(clotting of the veins).
NuvaRing Black Box Warning
NuvaRing has received a black box warning due to the increased possibility of developing blood clots
or having a heart attack
while using this medication. Patients who are over the age of 35
and use tobacco products should use extreme caution while using NuvaRing.
Pregnancy and NuvaRing
NuvaRing is an FDA pregnancy Category X
medicine. NuvaRing should not
be used by anyone who is pregnant or has had a baby in the last month. NuvaRing may be passed
through breast-milk and could harm a nursing baby. Do not use NuvaRing as a contraceptive while breastfeeding.
Ask your doctor if NuvaRing is right for you and inform your healthcare provider about any conditions
you may have. Patients with the following conditions should not
- uncontrolled hypertension (high blood pressure)
- any heart diseases or disorders or have ever had a heart attack or stroke
- if you have blood-clotting or circulatory disorders
- diabetes-related eye or kidney problems
- abnormal bleeding of the vagina
- any liver problems
- if you use tobacco and are over 35 years old
- if you have a history of breast cancer or uterine canger
- if you have ever had jaundice (yellowing of the skin or eyes) caused by contraceptives
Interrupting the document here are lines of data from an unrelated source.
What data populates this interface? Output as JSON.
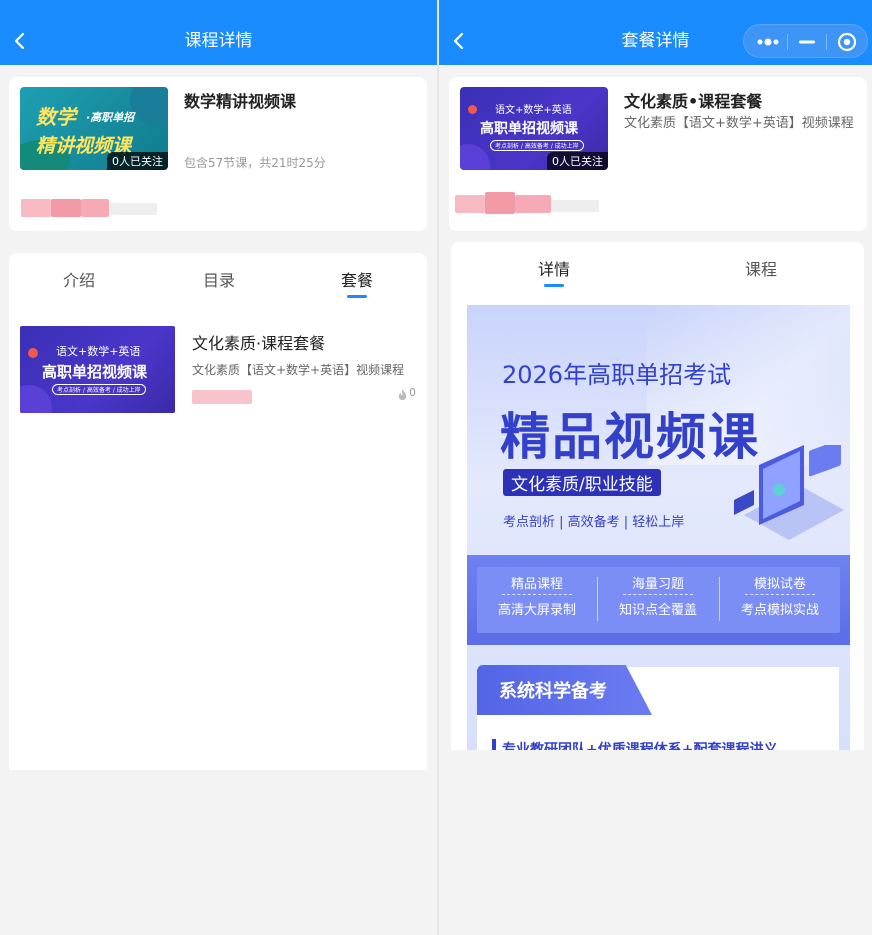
{
  "left": {
    "nav_title": "课程详情",
    "course": {
      "title": "数学精讲视频课",
      "thumb_line1": "数学",
      "thumb_line1b": "·高职单招",
      "thumb_line2": "精讲视频课",
      "follow": "0人已关注",
      "meta": "包含57节课，共21时25分"
    },
    "tabs": [
      {
        "label": "介绍"
      },
      {
        "label": "目录"
      },
      {
        "label": "套餐"
      }
    ],
    "package": {
      "title": "文化素质·课程套餐",
      "desc": "文化素质【语文+数学+英语】视频课程",
      "views": "0",
      "thumb_line1": "语文+数学+英语",
      "thumb_line2": "高职单招视频课",
      "thumb_line3": "考点剖析 / 高效备考 / 成功上岸"
    }
  },
  "right": {
    "nav_title": "套餐详情",
    "package": {
      "title": "文化素质•课程套餐",
      "desc": "文化素质【语文+数学+英语】视频课程",
      "follow": "0人已关注",
      "thumb_line1": "语文+数学+英语",
      "thumb_line2": "高职单招视频课",
      "thumb_line3": "考点剖析 / 高效备考 / 成功上岸"
    },
    "tabs": [
      {
        "label": "详情"
      },
      {
        "label": "课程"
      }
    ],
    "poster": {
      "line1": "2026年高职单招考试",
      "line2": "精品视频课",
      "badge": "文化素质/职业技能",
      "tagline": "考点剖析 | 高效备考 | 轻松上岸",
      "features": [
        {
          "title": "精品课程",
          "desc": "高清大屏录制"
        },
        {
          "title": "海量习题",
          "desc": "知识点全覆盖"
        },
        {
          "title": "模拟试卷",
          "desc": "考点模拟实战"
        }
      ],
      "section_title": "系统科学备考",
      "section_text": "专业教研团队+优质课程体系+配套课程讲义"
    }
  },
  "colors": {
    "nav_blue": "#1a8cfe",
    "poster_purple": "#3b2fc0",
    "accent_red": "#f04b4b"
  }
}
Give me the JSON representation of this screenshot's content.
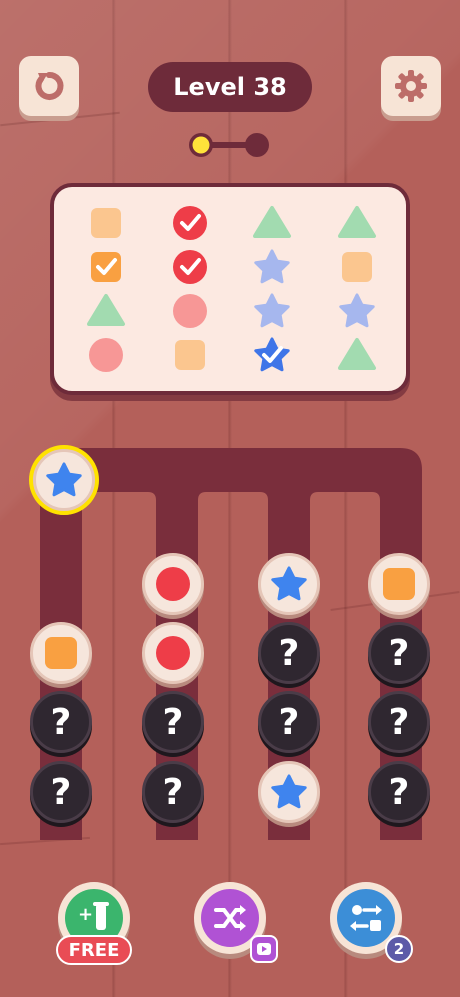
{
  "header": {
    "level_label": "Level 38",
    "restart_icon": "restart-icon",
    "settings_icon": "gear-icon"
  },
  "progress": {
    "stages": 2,
    "current_stage": 1,
    "colors": {
      "active": "#ffe33a",
      "inactive": "#6e2b3a"
    }
  },
  "goal_card": {
    "rows": [
      [
        {
          "shape": "square",
          "color": "#fbc68f",
          "done": false
        },
        {
          "shape": "circle",
          "color": "#ee3d48",
          "done": true
        },
        {
          "shape": "triangle",
          "color": "#a2dbb0",
          "done": false
        },
        {
          "shape": "triangle",
          "color": "#a2dbb0",
          "done": false
        }
      ],
      [
        {
          "shape": "square",
          "color": "#f9a041",
          "done": true
        },
        {
          "shape": "circle",
          "color": "#ee3d48",
          "done": true
        },
        {
          "shape": "star",
          "color": "#a6b7ee",
          "done": false
        },
        {
          "shape": "square",
          "color": "#fbc68f",
          "done": false
        }
      ],
      [
        {
          "shape": "triangle",
          "color": "#a2dbb0",
          "done": false
        },
        {
          "shape": "circle",
          "color": "#f79796",
          "done": false
        },
        {
          "shape": "star",
          "color": "#a6b7ee",
          "done": false
        },
        {
          "shape": "star",
          "color": "#a6b7ee",
          "done": false
        }
      ],
      [
        {
          "shape": "circle",
          "color": "#f79796",
          "done": false
        },
        {
          "shape": "square",
          "color": "#fbc68f",
          "done": false
        },
        {
          "shape": "star",
          "color": "#3f75e8",
          "done": true
        },
        {
          "shape": "triangle",
          "color": "#a2dbb0",
          "done": false
        }
      ]
    ]
  },
  "board": {
    "held_token": {
      "shape": "star",
      "color": "#3f84ee"
    },
    "columns": [
      {
        "tokens": [
          "square-orange",
          "hidden",
          "hidden"
        ]
      },
      {
        "tokens": [
          "circle-red",
          "circle-red",
          "hidden",
          "hidden"
        ]
      },
      {
        "tokens": [
          "star-blue",
          "hidden",
          "hidden",
          "star-blue"
        ]
      },
      {
        "tokens": [
          "square-orange",
          "hidden",
          "hidden",
          "hidden"
        ]
      }
    ],
    "hidden_symbol": "?"
  },
  "powerups": {
    "add_tube": {
      "icon": "add-tube-icon",
      "tag": "FREE",
      "color": "#3bb56d"
    },
    "shuffle": {
      "icon": "shuffle-icon",
      "badge_icon": "video-ad-icon",
      "color": "#b052d4"
    },
    "swap": {
      "icon": "swap-icon",
      "count": "2",
      "color": "#3c8ed7"
    }
  }
}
Ask your doctor if it is safe for you to use NuvaRing to prevent pregnancy if you have:
- any mental illnesses
- elevated blood pressure or vein problems
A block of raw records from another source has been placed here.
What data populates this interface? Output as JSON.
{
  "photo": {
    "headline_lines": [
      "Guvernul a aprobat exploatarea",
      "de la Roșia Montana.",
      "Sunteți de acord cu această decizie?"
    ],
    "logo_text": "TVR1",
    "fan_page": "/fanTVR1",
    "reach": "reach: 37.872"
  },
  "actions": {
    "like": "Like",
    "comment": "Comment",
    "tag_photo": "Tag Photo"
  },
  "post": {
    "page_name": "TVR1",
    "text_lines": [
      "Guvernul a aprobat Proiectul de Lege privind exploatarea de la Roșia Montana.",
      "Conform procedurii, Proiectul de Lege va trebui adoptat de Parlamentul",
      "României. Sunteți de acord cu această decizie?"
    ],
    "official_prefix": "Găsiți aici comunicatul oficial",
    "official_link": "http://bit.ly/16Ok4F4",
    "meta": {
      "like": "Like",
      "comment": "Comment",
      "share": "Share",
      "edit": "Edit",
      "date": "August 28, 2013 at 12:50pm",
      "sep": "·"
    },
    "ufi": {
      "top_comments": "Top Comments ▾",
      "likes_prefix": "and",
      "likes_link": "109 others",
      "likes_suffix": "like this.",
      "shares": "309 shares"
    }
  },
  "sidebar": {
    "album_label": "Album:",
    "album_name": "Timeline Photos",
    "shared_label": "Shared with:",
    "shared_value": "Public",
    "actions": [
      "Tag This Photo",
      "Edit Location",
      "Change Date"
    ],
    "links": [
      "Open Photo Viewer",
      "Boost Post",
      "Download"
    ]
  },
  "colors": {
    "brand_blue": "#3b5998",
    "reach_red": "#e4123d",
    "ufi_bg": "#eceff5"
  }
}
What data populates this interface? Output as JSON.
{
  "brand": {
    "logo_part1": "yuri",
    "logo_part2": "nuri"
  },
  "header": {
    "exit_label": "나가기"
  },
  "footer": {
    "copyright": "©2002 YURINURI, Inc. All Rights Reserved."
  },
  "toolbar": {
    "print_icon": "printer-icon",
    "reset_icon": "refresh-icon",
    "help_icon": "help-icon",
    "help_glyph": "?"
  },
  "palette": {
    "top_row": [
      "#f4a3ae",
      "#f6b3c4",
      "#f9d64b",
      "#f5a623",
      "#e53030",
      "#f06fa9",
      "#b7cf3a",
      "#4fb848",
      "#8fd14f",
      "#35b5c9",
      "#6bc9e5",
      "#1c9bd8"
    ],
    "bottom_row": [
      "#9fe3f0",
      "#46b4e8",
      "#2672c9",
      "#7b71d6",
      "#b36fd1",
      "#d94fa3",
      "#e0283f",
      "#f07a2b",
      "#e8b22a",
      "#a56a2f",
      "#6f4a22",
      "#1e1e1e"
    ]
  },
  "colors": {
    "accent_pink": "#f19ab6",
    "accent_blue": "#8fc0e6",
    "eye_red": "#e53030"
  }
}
- diabetes, high cholesterol, or if you are overweight
- any seizure-causing disorder
- an underactive thyroid
- disease of the gallbladder
- any infections, especially tuberculosis
- any vaginal or menstrual problems
- a lowered or unusually placed uterus, bladder or rectum
- persistent constipation
- ever had an irregular mammogram or may have breast disease or cancer
NuvaRing may affect the way other drugs work when combined. Let your doctor know about any medications
you are using, especially:
- medications for headaches
- drugs for treating symptoms of heart disease
- muscle relaxers or muscle spasm treatments
- medicines for treating vaginal infections
- any blood clotting drugs
NuvaRing Treatment and Use
NuvaRing | ethinyl estradiol is a hormone-releasing contraceptive vaginal ring marketed by Merck & Co. for preventing pregnancy. NuvaRing was approved by the U.S. Food and Drug Administration in October of 2001. Since then, NuvaRing has become a controversial form of birth control because of the risks for developing serious health conditions while using this product.
NuvaRing is not a prevention method for sexually transmitted diseases.
How Does NuvaRing Work?
NuvaRing prevents pregnancy through several methods. First, NuvaRing excretes estradiol and etonogestrel to keep the ovaries from releasing an egg (ovulating). NuvaRing also causes the cervical mucus to thicken and alters the lining of the uterus, reducing the possibility of sperm to travel to the uterus and making it difficult for a possibly fertilized egg to bind to the uterine wall.
How to Use NuvaRing
NuvaRing comes in the form of a plastic ring to be placed in the vagina. Ask your doctor for proper instructions on how to correctly insert the ring. NuvaRing should be kept in the vagina for 21 days. After this period of time, NuvaRing should be removed for one week to allow for the start of your period. Continue with the cycle on the same day of the week that you started your use of NuvaRing. To prevent pregnancy, patients should use an additional form of birth control during the first week of starting use of NuvaRing.
NuvaRing should be left in the vagina during sexual intercourse. If you are experiencing discomfort, you may remove NuvaRing and rinse the ring with warm water. The ring should not be left outside the vagina for over 3 hours.